Another aspect of poker is learning how to read other players’ body language and facial expressions. These are called tells, and they can reveal what a person is thinking. For example, a player who fiddles with their chips is usually nervous and may be hiding a strong hand. A player who calls every bet from a weak player is likely holding an unbeatable hand.
In addition to reading other players, it is crucial to know your own strengths and weaknesses. The more you know about yourself, the more effective your strategies will be. In poker, this includes knowing when to call, fold, and raise. It is also important to understand how to manage your bankroll and avoid making bad decisions.
The most common mistake new poker players make is calling weak hands. This can be very costly, especially when you have the opportunity to make a big pot with your strong hand. Instead, it is often more profitable to play the pot and take advantage of other players’ weakness.
Moreover, it is crucial to know when to be aggressive in poker.

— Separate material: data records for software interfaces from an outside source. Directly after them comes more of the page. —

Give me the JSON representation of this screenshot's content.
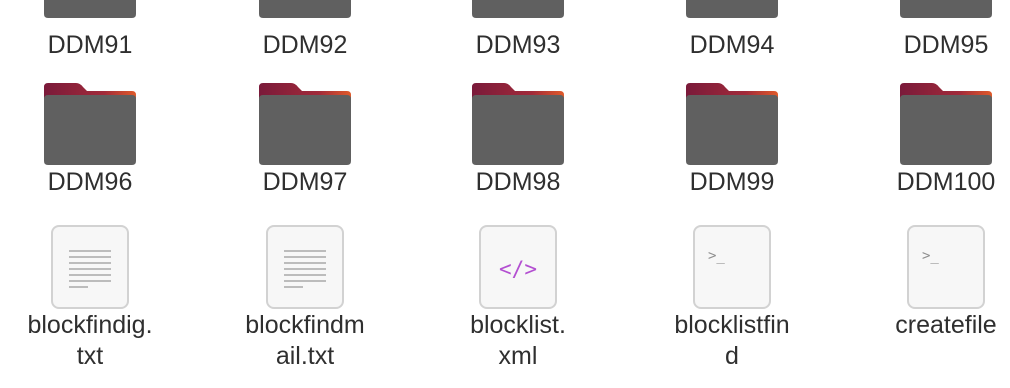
{
  "file_manager": {
    "rows": [
      [
        {
          "name": "DDM91",
          "type": "folder",
          "icon": "folder-icon"
        },
        {
          "name": "DDM92",
          "type": "folder",
          "icon": "folder-icon"
        },
        {
          "name": "DDM93",
          "type": "folder",
          "icon": "folder-icon"
        },
        {
          "name": "DDM94",
          "type": "folder",
          "icon": "folder-icon"
        },
        {
          "name": "DDM95",
          "type": "folder",
          "icon": "folder-icon"
        }
      ],
      [
        {
          "name": "DDM96",
          "type": "folder",
          "icon": "folder-icon"
        },
        {
          "name": "DDM97",
          "type": "folder",
          "icon": "folder-icon"
        },
        {
          "name": "DDM98",
          "type": "folder",
          "icon": "folder-icon"
        },
        {
          "name": "DDM99",
          "type": "folder",
          "icon": "folder-icon"
        },
        {
          "name": "DDM100",
          "type": "folder",
          "icon": "folder-icon"
        }
      ],
      [
        {
          "name": "blockfindig.txt",
          "line1": "blockfindig.",
          "line2": "txt",
          "type": "text",
          "icon": "text-file-icon"
        },
        {
          "name": "blockfindmail.txt",
          "line1": "blockfindm",
          "line2": "ail.txt",
          "type": "text",
          "icon": "text-file-icon"
        },
        {
          "name": "blocklist.xml",
          "line1": "blocklist.",
          "line2": "xml",
          "type": "xml",
          "icon": "code-file-icon",
          "glyph": "</>"
        },
        {
          "name": "blocklistfind",
          "line1": "blocklistfin",
          "line2": "d",
          "type": "script",
          "icon": "terminal-file-icon",
          "glyph": ">_"
        },
        {
          "name": "createfile",
          "line1": "createfile",
          "line2": "",
          "type": "script",
          "icon": "terminal-file-icon",
          "glyph": ">_"
        }
      ]
    ],
    "colors": {
      "folder_body": "#606060",
      "folder_tab": "#7a1a3a",
      "folder_accent": "#e05a2a",
      "label_text": "#2f2f2f",
      "xml_glyph": "#b34fd1"
    }
  }
}
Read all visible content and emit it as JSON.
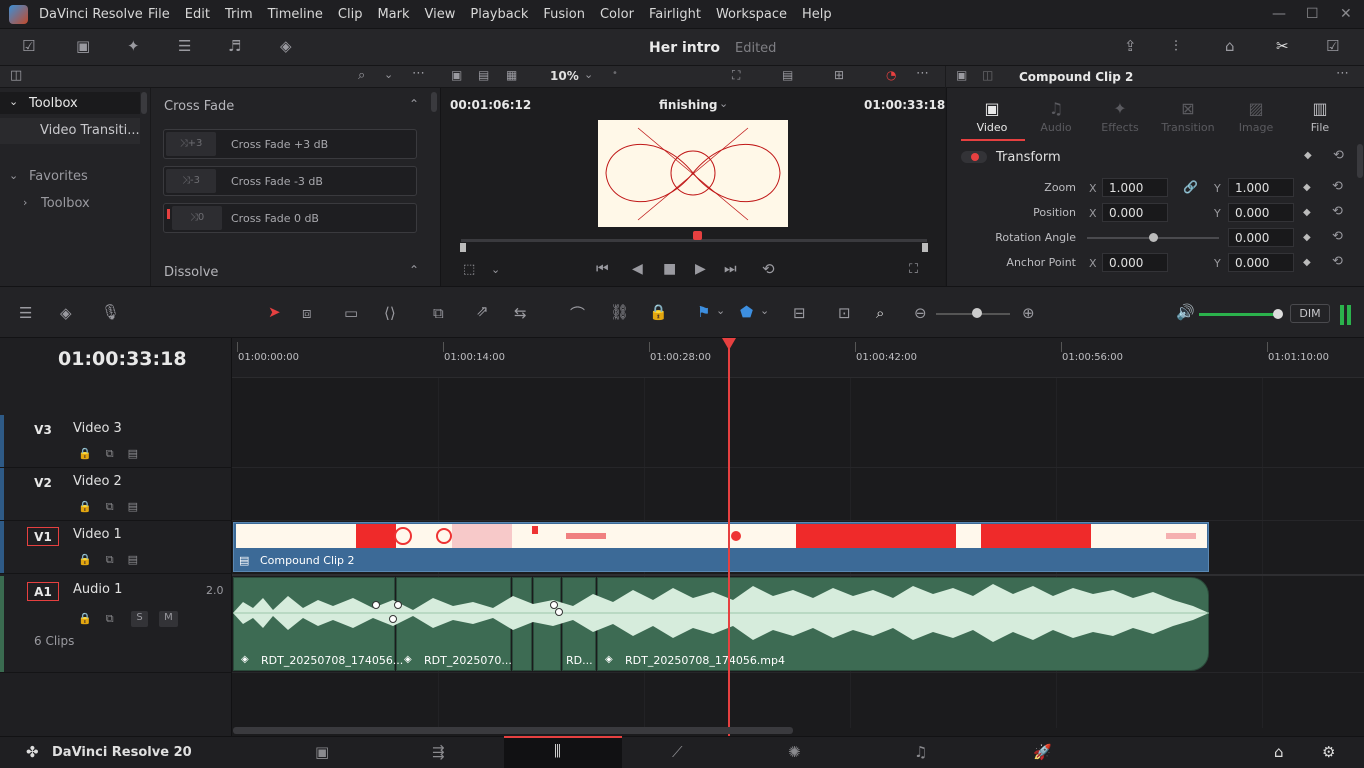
{
  "app": {
    "name": "DaVinci Resolve",
    "brand": "DaVinci Resolve 20"
  },
  "menu": [
    "File",
    "Edit",
    "Trim",
    "Timeline",
    "Clip",
    "Mark",
    "View",
    "Playback",
    "Fusion",
    "Color",
    "Fairlight",
    "Workspace",
    "Help"
  ],
  "project": {
    "title": "Her intro",
    "status": "Edited"
  },
  "effects": {
    "tree": {
      "toolbox": "Toolbox",
      "video_transitions": "Video Transiti...",
      "favorites": "Favorites",
      "fav_toolbox": "Toolbox"
    },
    "section1": "Cross Fade",
    "items": [
      "Cross Fade +3 dB",
      "Cross Fade -3 dB",
      "Cross Fade 0 dB"
    ],
    "section2": "Dissolve"
  },
  "viewer": {
    "zoom": "10%",
    "source_tc": "00:01:06:12",
    "timeline_name": "finishing",
    "record_tc": "01:00:33:18"
  },
  "inspector": {
    "clip_name": "Compound Clip 2",
    "tabs": [
      "Video",
      "Audio",
      "Effects",
      "Transition",
      "Image",
      "File"
    ],
    "section": "Transform",
    "rows": [
      {
        "label": "Zoom",
        "x": "1.000",
        "y": "1.000"
      },
      {
        "label": "Position",
        "x": "0.000",
        "y": "0.000"
      },
      {
        "label": "Rotation Angle",
        "value": "0.000"
      },
      {
        "label": "Anchor Point",
        "x": "0.000",
        "y": "0.000"
      }
    ],
    "axis_x": "X",
    "axis_y": "Y"
  },
  "timeline": {
    "timecode": "01:00:33:18",
    "ruler": [
      "01:00:00:00",
      "01:00:14:00",
      "01:00:28:00",
      "01:00:42:00",
      "01:00:56:00",
      "01:01:10:00"
    ],
    "dim": "DIM",
    "tracks": [
      {
        "id": "V3",
        "name": "Video 3"
      },
      {
        "id": "V2",
        "name": "Video 2"
      },
      {
        "id": "V1",
        "name": "Video 1"
      },
      {
        "id": "A1",
        "name": "Audio 1",
        "channels": "2.0",
        "clips": "6 Clips",
        "solo": "S",
        "mute": "M"
      }
    ],
    "video_clip": "Compound Clip 2",
    "audio_clips": [
      "RDT_20250708_174056...",
      "RDT_2025070...",
      "RD...",
      "RDT_20250708_174056.mp4"
    ]
  },
  "colors": {
    "accent": "#e64040",
    "video_clip": "#3c6a97",
    "audio_clip": "#3d6b53"
  }
}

Although aggression is a critical element of poker, being too aggressive can be very costly. It’s important to balance your aggression with your ability to read other players. This means only bluffing when it’s worth the risk and raising when you have a strong hand.
Another way to increase your chances of winning is by playing in position. This is because it is easier to control the size of the pot when you are in position. By raising when you have a strong hand, you can put more money into the pot and chase off players who are waiting for draws that can beat yours. In addition, you can also be more careful with your weak hands by folding early and not raising them too much. This will save you a lot of money in the long run.